The financial tide looks to be turning for the banking sector on the back of a strong housing market and rebound from Covid-19.
The latest survey of the sector by advisory firm KPMG shows bank profits for the first three months of the year rose 35 percent on the previous quarter to $1.36 billion, with expenses down 6 percent, and impairment expenses down $315m.
KPMG head of banking John Kensington likened the recovery as the end of the beginning of the impact of Covid-19 on the broader economy and the banks in particular.
He said the worst fears on the pandemic, which had prompted the banks to set aside large amounts for potential failed loans, had not eventuated.
"Much of the improvement stems from lower impairment charges - or, in some cases, reversals - in the quarter, reflecting how the current credit quality of lenders' books is significantly better than where they were predicted to be."

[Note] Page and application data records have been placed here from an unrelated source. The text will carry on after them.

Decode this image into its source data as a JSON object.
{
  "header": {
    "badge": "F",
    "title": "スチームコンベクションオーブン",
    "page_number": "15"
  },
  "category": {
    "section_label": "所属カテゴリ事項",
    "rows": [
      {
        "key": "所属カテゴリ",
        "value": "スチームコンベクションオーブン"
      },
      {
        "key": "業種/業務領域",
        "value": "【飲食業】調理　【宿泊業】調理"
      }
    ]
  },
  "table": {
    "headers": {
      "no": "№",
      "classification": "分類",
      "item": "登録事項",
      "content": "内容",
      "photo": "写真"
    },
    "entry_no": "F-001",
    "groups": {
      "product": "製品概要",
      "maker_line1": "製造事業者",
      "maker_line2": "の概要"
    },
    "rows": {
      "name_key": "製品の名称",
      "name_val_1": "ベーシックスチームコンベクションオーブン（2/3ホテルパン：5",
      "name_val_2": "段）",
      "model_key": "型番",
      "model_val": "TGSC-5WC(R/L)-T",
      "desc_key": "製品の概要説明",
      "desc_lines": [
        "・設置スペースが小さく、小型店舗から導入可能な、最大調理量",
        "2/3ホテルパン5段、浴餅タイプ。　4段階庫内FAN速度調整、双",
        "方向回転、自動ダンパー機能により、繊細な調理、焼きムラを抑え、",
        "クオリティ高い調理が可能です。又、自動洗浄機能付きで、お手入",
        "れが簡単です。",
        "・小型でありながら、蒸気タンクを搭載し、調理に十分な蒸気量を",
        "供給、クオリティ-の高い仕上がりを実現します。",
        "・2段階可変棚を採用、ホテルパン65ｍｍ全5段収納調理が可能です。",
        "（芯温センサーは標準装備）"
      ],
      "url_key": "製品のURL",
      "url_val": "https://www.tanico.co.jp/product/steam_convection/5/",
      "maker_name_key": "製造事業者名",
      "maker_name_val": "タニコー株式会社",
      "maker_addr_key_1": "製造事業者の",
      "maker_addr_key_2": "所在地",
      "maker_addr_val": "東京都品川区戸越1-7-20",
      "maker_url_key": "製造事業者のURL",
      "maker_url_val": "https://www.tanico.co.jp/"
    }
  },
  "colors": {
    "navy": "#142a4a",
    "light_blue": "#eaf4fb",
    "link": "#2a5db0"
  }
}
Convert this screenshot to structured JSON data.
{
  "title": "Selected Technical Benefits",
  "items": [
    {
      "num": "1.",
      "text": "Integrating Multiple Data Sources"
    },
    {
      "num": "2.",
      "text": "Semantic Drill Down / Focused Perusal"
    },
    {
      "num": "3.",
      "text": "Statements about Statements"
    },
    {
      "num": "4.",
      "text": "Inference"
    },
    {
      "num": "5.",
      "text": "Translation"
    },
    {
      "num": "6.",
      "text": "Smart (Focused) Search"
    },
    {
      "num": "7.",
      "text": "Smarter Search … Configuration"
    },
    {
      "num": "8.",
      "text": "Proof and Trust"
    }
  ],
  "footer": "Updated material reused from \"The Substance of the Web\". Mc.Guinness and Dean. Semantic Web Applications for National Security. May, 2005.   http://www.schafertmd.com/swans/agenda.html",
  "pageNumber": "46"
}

He said a strong housing market and the demand for mortgage finance, which grew 10 percent in the quarter, had also been positive.
Bank margins were still being pressured by low interest rates but they had stayed steady or had improved slightly, and Kensington said it was more than likely that bank finances would continue to feel the negative impacts of the pandemic.
"I don't think it's the end just yet, because there are problems with supply chains, problems with importing and exporting products are going to leave some parts of the economy struggling a bit, and it will take some time before we see how the vaccine works."
Kensington said experience after previous economic and financial crises such as the 1987 sharemarket crash, the SARS epidemic and the Global Financial Crisis, showed that New Zealand often felt the hardest impact a year or two after the event.
However, he thought with the immediate effects having waned, the Reserve Bank would resume its moves towards beefing up bank capital levels and other regulatory plans which had been put on hold last year.